• Nature: Creepers spiral upward, leaves gently fall 

    Nature: Creepers spiral upward, leaves gently fall 

    Fall is a fickle month with warm, lovely days mixed in with chilly to frigid winds, colorful leaves and then fallen leaves. Carefree summer days are mostly gone, but there are still lots of things to see and enjoy in nature. A golden plover surprised some expert birders this past week at Hadley Point. This beach is a good birding area. This island has many

  • Nature: Let it be 

    Nature: Let it be 

    Signs of fall are everywhere these lovely days and we should all try to get out and enjoy them however we can do so. Staghorn sumacs are bright red as well as the abundant poison ivy and Virginia creepers in some areas. Just remember that little rhyme, “leaves of three, let it be,” in order to avoid touching poison ivy. Virginia creeper has five leaves. Pay attention before you touch the

  • Nature: Cheerful birds whistle for thistle 

    Nature: Cheerful birds whistle for thistle 

    Hawk flights in September over this island can be spectacular. Regularly this month, hawk watchers climb the local mountains and find their favorite spots from which to watch this amazing migration. Take a picnic lunch in your pack and spend the day on one of the local mountains. Cadillac is one favorite spot and Beech Mountain is another good

  • Nature: Late summer’s vibrant color pallet 

    Nature: Late summer’s vibrant color pallet 

    Cotton grass, lavender and white asters decorate the edges of my driveway now. Late summer and fall flowers give us lots of color before winter arrives. Asters are so beautiful and there are many kinds to find. My favorite is the New England aster with its deep purple blooms. There are a couple of spots in Tremont where they put on a special display along

  • Nature: Tree surgeons and cleanup crews 

    Nature: Tree surgeons and cleanup crews 

    Just seeing a pileated woodpecker is exciting.

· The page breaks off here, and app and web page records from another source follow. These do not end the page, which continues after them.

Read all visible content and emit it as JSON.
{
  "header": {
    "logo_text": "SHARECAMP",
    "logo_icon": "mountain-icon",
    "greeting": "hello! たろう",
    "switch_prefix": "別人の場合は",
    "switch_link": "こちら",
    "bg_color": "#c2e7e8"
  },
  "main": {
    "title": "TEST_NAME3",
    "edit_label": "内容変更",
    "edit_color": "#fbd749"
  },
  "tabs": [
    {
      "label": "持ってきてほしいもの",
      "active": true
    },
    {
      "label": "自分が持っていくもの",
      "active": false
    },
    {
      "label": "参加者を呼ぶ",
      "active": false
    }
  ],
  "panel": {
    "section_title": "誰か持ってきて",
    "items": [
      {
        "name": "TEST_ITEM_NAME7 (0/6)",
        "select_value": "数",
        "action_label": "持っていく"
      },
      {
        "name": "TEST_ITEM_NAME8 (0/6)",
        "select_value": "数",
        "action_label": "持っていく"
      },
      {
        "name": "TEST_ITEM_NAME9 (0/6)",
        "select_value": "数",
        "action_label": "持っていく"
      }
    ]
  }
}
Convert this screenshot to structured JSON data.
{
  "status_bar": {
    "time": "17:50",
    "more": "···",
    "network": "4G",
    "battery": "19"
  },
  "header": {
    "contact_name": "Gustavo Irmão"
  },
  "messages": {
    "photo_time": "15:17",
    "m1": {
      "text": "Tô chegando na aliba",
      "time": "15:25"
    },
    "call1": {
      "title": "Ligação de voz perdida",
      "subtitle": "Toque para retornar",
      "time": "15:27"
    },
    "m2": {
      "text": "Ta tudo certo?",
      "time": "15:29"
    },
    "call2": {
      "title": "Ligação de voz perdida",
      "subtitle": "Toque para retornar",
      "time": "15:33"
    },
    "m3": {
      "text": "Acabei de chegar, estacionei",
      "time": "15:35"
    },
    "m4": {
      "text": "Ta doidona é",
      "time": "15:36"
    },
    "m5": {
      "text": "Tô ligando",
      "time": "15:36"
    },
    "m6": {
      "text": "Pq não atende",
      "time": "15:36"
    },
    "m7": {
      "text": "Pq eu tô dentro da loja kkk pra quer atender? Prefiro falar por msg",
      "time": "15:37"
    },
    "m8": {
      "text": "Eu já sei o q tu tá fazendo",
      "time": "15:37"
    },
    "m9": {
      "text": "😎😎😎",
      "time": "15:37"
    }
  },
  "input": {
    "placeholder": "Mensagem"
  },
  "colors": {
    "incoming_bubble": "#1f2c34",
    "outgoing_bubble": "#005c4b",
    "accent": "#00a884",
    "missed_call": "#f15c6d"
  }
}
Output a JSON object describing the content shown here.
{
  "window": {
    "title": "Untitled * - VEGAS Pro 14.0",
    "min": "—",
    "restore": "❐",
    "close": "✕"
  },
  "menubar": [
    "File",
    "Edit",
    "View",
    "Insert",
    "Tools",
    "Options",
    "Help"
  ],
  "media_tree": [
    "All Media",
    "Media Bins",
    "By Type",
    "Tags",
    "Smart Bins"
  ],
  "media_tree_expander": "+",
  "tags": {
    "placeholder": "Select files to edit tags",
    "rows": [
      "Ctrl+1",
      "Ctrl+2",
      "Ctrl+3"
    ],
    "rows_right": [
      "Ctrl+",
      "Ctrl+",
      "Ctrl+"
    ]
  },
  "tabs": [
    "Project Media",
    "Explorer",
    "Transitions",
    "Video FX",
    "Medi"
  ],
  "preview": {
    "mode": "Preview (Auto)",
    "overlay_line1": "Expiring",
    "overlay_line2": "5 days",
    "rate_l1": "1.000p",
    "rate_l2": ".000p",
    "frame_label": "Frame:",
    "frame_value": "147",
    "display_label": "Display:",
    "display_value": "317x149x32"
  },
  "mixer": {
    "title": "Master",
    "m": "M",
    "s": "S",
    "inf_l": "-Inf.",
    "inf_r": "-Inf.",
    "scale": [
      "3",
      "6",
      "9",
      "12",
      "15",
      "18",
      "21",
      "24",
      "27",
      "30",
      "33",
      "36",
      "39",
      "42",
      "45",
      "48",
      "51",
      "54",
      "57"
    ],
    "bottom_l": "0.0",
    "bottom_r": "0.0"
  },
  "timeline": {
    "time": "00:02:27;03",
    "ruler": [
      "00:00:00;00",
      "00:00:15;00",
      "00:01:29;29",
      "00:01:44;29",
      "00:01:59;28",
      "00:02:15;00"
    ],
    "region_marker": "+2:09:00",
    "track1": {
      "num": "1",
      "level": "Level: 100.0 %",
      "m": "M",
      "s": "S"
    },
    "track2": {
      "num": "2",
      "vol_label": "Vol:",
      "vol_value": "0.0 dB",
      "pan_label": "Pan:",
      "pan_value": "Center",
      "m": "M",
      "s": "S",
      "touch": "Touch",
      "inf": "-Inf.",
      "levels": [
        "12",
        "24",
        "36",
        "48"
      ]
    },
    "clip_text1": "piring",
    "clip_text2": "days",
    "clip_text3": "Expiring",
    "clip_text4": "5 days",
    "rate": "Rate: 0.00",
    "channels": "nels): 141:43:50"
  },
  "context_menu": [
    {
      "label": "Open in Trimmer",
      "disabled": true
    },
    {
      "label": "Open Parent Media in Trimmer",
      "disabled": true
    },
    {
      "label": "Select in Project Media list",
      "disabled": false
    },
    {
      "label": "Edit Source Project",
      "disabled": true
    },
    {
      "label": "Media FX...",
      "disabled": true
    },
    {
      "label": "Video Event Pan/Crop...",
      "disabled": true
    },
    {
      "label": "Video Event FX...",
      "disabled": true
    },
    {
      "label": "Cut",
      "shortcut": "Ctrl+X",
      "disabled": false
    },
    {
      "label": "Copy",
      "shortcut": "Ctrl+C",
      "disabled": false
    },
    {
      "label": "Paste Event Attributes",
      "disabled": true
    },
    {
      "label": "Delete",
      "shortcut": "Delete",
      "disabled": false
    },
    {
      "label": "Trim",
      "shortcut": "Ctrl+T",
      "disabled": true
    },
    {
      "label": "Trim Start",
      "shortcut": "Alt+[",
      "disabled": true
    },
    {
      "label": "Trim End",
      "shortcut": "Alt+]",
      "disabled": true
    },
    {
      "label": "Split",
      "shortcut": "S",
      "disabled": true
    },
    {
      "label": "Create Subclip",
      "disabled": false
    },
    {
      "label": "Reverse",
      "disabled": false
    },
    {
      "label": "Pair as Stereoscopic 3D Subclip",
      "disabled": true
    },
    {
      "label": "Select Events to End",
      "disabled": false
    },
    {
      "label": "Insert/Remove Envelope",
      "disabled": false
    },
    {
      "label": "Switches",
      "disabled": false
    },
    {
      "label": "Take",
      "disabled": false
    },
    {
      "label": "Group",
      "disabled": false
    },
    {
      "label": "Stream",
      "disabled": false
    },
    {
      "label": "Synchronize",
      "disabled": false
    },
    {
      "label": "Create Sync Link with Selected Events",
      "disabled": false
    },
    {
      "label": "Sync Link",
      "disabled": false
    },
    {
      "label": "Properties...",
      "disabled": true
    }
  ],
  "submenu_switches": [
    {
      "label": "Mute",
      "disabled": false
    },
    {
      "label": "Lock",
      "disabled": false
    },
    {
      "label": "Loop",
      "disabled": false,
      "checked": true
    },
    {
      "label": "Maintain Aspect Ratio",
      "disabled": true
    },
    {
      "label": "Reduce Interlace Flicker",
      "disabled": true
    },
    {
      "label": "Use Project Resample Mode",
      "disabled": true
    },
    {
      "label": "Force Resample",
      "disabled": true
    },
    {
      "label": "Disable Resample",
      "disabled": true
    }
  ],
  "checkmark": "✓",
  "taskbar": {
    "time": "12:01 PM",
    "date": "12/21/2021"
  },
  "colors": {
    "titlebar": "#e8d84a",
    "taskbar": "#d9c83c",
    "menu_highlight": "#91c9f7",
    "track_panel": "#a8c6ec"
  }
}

Usually I have seen them in their swooping flight or tapping away at a tree excavating for insects that they can hear. They do not do exploratory surgery for they have excellent hearing and know there are insects in the wood and they just drill in to get them. I have watched birds for many